where X = [xij] is a k × n matrix such that for each i, {xij : 1  ≤ j ≤ n} is a random sample for the random variable xi. Now let Y be any n x 1 column vector. Thus

Now the following matrices can be represented as a dot prodict, which evaluate to the same scalar ci

Thus

which shows that any covariance matrix is positive semidefinite. The second assertion follows from Property 6.

Observation: A consequence of Property 4 and 8 is that all the eigenvalues of a covariance (or correlation) matrix are non-negative real numbers.

Real Statistics Function: The Real Statistics Resource Pack provides the following supplemental array function, where R1 is a k × k range in Excel

MSQRT(R1): Produces a k × k array which is the square root of the matrix represented by range R1

Example 1: Find the square root of the matrix in range A4:C6 of Figure 1.

Figure 1 – Square root of a matrix

Range A9:C9 contains the eigenvalues of matrix A and range A10:C12 contains the corresponding eigenvectors (which are repeated as matrix C). These can be calculated using eVECTORS(A4:C6). D½ is a diagonal matrix whose main diagonal consists of the square roots of the eigenvalues.

The square root of A is therefore given in range I4:K6, calculated by the array formula

=MMULT(E4:G6,MMULT(E9:G11,E14:G16))

The same result can be achieved using the supplemental array formula =MSQRT(A4:C6).

Note that the spectral decomposition A = CDCT is captured by the array formula

=MMULT(E4:G6,MMULT(DIAGONAL(A9:C9),E14:G16))

### 11 Responses to Positive Definite Matrices

1. behnam says:

If M is spd matrix show that none of its diagonal elements can be nonpositive.
Thank you

• Charles says:

Since A is a positive definite nxn matrix (for some n), for any n × 1 non-zero column vector XTAX > 0. Try selecting X such that all the entries are zero except for one entry which is 1.
Charles

2. Maricarmen says:

Hi… I am trying to understand proof of Property 3: what do you mean ‘ …but by Property 4 of Matrix Operations, if follows that X = 0’ … Could you explain it in more detail? thank you

• Charles says:

Property 4 of Matrix Operations is the wrong reference. It should be Property 3 of Rank of Matrix. I have corrected the referenced webpage. Thanks for bringing this error to my attention.
Charles

3. Mark says:

What do you mean in Property 8 when you say:

“Now the following are the same scalar c”?

Thanks

• Charles says:

Mark,
The two referenced matrices can be re-expressed as a dot product, which is a scalar.
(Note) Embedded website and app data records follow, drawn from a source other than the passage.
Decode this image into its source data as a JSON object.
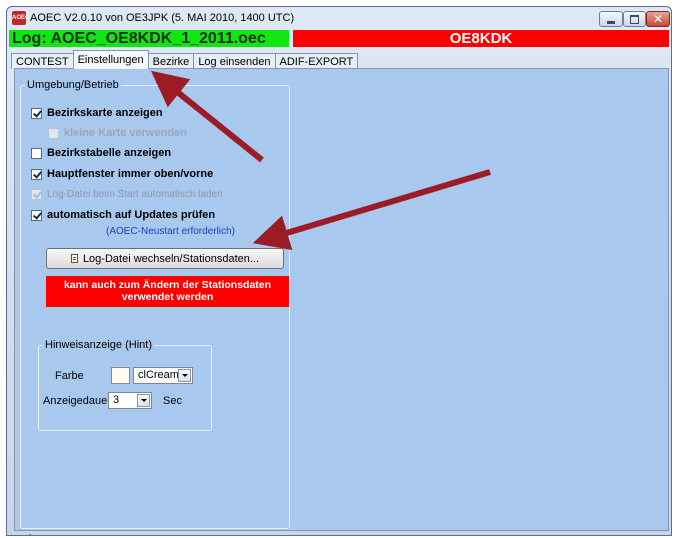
{
  "window": {
    "app_icon_text": "AOEC",
    "title": "AOEC V2.0.10 von OE3JPK (5. MAI 2010, 1400 UTC)",
    "close_glyph": "✕"
  },
  "header": {
    "log_label": "Log: AOEC_OE8KDK_1_2011.oec",
    "callsign": "OE8KDK"
  },
  "tabs": [
    {
      "label": "CONTEST"
    },
    {
      "label": "Einstellungen"
    },
    {
      "label": "Bezirke"
    },
    {
      "label": "Log einsenden"
    },
    {
      "label": "ADIF-EXPORT"
    }
  ],
  "environment": {
    "legend": "Umgebung/Betrieb",
    "options": [
      {
        "label": "Bezirkskarte anzeigen",
        "checked": true,
        "enabled": true
      },
      {
        "label": "kleine Karte verwenden",
        "checked": false,
        "enabled": false
      },
      {
        "label": "Bezirkstabelle anzeigen",
        "checked": false,
        "enabled": true
      },
      {
        "label": "Hauptfenster immer oben/vorne",
        "checked": true,
        "enabled": true
      },
      {
        "label": "Log-Datei beim Start automatisch laden",
        "checked": true,
        "enabled": false
      },
      {
        "label": "automatisch auf Updates prüfen",
        "checked": true,
        "enabled": true
      }
    ],
    "restart_note": "(AOEC-Neustart erforderlich)",
    "switch_button": "Log-Datei wechseln/Stationsdaten...",
    "red_note_line1": "kann auch zum Ändern der Stationsdaten",
    "red_note_line2": "verwendet werden"
  },
  "hint": {
    "legend": "Hinweisanzeige (Hint)",
    "color_label": "Farbe",
    "color_value": "clCream",
    "duration_label": "Anzeigedauer",
    "duration_value": "3",
    "duration_unit": "Sec"
  },
  "statusbar": {
    "text": "."
  },
  "colors": {
    "log_bar": "#12e612",
    "callsign_bar": "#ff0000",
    "panel_bg": "#a8c8ee",
    "annotation_arrow": "#9b1c24"
  }
}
Since A dot B = B dot A, they are in fact the same scalar, which I will call c (actually it should be called c with a subscript i).
I have just updated the webpage to make it a little clearer.
Charles

• Mark says:

Thank you Charles

4. Victor says:

Charles, is there any reason why a correlation matrix would show up with eVECTORS generating all positive eigenvalues (i.e., positive semidefinite), whereas a covariance matrix created with the exact same underlying data shows up with eVECTORS generating a couple of negative eigenvalues? I have tried several different “iter” parameters (default, 1,000, 10,000 for an 11 x 11 matrix).

My takeaway from Property 8 above would be that if the covariance matrix was a valid one, it should be generating all positive eigenvalues.

• Charles says:

Victor,
If you send me an Excel file with an example where you get negative eigenvalues from a covariance matrix I will try to figure out what is going on. See the Contact Us webpage for my email address.
Charles

• Victor says:

Just sent you an email earlier today, Charles. Thanks very much.

• Charles says:

Victor,